By Tim Beatley Few sounds return me to my childhood as quickly or as vividly as those enjoyed on a typical summer evening here in the eastern U.S.: the katydids, grasshoppers, tree frogs, and other sounds that make up nature’s nightly music festival. These are sounds that settle us, calm us, often lull us to sleep, and in my case bring back memories of camping in the backyard and long evening adventures. These are absolutely place-fixing sounds, the natural soundtracks to our lives. Photo by Tim Beatley Photo by Enrique Gomez But for the most part we tend to forget about sound, and tend not to view it as a positive attribute in community planning and design. Sound clearly takes a [...]

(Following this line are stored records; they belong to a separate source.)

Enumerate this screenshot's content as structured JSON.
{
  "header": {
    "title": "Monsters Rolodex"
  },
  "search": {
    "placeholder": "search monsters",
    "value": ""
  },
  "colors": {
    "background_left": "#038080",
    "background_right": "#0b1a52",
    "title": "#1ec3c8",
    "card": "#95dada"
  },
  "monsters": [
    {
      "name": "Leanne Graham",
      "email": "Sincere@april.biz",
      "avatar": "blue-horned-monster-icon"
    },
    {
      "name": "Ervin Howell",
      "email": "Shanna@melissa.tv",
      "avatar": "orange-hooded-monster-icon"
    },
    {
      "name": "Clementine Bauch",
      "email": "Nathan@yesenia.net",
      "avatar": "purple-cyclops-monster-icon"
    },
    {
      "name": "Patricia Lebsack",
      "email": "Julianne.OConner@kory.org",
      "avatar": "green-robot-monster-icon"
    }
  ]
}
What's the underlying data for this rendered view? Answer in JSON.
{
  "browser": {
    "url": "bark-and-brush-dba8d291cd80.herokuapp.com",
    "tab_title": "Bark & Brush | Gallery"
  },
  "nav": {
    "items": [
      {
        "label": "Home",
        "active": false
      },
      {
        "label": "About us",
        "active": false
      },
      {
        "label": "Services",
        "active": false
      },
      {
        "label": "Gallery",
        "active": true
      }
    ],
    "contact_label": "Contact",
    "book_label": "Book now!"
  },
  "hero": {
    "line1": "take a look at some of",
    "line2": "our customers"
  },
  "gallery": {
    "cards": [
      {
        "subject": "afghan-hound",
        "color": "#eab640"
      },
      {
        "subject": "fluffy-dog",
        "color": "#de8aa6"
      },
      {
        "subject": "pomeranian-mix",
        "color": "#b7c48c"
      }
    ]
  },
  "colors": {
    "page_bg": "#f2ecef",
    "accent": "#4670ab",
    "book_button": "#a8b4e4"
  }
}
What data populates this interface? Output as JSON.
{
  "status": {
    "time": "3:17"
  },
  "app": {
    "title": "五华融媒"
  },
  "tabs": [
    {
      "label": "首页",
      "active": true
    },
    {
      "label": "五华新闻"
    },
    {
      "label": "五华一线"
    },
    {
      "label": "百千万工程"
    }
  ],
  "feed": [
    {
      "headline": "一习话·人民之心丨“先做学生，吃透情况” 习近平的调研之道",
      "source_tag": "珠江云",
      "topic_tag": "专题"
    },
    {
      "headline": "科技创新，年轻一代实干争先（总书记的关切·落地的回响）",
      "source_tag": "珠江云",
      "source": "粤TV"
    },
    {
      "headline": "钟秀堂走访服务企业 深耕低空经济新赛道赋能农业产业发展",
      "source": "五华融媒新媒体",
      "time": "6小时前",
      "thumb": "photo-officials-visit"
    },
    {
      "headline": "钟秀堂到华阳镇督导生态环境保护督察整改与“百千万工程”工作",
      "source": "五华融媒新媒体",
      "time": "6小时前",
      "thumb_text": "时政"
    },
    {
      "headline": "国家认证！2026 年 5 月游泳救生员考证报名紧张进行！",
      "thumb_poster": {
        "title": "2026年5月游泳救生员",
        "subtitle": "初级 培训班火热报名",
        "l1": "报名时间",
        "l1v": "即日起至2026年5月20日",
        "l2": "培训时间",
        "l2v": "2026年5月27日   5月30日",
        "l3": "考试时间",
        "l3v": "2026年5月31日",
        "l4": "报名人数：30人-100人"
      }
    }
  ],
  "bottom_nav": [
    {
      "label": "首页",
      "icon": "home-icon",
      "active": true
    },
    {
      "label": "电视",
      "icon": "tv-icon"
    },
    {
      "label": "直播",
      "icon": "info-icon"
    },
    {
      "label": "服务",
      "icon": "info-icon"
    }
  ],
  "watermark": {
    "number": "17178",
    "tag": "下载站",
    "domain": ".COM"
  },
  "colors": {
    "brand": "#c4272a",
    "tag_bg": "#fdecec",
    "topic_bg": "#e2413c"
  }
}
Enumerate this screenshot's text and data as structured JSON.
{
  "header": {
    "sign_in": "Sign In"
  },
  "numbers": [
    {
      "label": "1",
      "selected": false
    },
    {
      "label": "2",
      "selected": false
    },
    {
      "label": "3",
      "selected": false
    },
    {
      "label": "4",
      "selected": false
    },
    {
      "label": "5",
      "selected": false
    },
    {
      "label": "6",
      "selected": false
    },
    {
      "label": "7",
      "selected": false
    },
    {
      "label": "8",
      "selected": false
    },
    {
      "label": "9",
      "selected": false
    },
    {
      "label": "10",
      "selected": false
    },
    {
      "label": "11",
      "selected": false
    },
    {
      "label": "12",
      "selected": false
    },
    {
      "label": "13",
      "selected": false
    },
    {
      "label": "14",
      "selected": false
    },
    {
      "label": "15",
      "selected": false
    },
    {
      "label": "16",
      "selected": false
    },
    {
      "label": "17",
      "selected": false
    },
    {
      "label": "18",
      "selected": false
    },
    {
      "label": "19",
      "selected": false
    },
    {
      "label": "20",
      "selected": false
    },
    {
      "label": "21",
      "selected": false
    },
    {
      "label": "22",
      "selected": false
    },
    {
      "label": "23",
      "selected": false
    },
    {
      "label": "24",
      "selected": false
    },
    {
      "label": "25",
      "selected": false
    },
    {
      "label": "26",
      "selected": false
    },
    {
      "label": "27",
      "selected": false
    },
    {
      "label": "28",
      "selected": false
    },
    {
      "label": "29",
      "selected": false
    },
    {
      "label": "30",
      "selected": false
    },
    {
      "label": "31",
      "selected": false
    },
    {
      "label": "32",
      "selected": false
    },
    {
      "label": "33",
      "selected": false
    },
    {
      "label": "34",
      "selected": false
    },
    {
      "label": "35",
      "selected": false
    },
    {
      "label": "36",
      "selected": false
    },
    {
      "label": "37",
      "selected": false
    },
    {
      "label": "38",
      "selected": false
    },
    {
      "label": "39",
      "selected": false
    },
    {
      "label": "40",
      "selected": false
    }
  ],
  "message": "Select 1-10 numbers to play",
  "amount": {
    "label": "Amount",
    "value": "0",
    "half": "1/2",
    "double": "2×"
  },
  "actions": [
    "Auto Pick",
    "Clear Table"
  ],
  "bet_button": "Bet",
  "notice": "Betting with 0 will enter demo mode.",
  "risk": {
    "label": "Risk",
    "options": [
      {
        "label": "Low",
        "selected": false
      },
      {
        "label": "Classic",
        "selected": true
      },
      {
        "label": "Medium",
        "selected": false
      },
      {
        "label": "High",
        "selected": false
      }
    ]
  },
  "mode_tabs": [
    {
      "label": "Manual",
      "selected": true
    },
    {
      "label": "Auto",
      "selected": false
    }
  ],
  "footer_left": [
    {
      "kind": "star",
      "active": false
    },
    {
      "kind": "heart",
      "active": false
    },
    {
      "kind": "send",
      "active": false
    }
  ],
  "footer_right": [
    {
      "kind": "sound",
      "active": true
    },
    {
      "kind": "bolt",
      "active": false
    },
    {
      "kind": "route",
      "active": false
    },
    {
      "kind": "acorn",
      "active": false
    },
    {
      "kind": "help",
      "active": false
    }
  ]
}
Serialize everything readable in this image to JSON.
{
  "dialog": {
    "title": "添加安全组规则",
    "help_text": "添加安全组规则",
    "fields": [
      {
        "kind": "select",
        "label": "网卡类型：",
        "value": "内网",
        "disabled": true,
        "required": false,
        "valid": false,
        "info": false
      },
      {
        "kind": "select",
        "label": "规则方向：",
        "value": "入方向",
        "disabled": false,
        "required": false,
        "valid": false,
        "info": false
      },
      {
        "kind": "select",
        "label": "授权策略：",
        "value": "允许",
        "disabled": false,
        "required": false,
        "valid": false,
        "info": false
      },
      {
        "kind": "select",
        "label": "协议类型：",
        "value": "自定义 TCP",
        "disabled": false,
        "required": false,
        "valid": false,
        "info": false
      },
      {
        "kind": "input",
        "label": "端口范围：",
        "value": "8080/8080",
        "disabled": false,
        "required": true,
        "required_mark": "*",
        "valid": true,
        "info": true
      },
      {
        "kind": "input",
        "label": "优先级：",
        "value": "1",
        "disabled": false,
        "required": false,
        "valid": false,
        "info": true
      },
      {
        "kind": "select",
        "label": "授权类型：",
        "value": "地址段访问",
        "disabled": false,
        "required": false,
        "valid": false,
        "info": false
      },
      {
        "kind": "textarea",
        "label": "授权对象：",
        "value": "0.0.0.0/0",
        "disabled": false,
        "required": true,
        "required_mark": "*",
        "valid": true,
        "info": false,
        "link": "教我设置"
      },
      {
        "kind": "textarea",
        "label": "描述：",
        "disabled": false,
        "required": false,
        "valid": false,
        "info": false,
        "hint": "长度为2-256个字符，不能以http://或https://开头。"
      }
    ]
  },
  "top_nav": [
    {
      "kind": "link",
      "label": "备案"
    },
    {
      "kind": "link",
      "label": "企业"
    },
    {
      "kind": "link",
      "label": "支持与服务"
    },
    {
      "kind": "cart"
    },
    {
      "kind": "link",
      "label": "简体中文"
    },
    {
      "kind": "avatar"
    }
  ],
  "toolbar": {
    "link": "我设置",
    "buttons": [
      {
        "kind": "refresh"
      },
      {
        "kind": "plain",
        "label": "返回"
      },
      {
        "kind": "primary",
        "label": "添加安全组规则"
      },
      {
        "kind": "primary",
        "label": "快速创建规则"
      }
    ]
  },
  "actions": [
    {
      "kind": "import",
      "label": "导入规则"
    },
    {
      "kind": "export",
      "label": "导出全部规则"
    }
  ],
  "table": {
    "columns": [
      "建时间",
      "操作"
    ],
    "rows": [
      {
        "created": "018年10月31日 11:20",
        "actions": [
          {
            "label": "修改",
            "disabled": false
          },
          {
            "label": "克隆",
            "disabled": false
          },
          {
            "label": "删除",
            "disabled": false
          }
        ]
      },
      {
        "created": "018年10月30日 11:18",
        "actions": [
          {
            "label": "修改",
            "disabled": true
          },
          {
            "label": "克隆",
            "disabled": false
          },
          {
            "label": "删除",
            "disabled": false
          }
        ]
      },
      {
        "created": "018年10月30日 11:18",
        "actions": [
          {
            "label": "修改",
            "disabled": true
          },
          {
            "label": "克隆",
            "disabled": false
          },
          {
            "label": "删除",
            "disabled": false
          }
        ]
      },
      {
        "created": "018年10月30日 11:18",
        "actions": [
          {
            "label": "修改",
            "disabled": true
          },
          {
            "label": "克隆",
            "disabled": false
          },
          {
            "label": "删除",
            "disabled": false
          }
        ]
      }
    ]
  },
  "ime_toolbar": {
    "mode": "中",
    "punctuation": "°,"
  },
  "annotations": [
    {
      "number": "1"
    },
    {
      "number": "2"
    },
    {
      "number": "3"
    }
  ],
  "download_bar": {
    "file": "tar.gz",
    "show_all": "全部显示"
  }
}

Sounding Out Environmental Health

By |January 22nd, 2015|Categories: Guest Blog, Soundscapes|

Post written by Julia Africa, Program Leader, Nature, Health, and the Built Environment at the Center for Health and the Global Environment The great beating heart of the biophilic cities proposition, a colleague recently pointed out, is its fearless use of the word “love”; urban greening frameworks rarely cast our innate affinity for nature in such fundamentally emotional terms. By contrast, the exsanguinated language of applied economics does a particular disservice to the spiritual and sensorial benefits of biodiverse urban environments by reducing them to functional attributes (e.g., “the value of biodiversity change to society depends on the net marginal effect of the change on all ecosystem services”). Increasingly, the  term ‘ecosystem services’ has widened to accommodate the particular characteristics of urban green that support [...]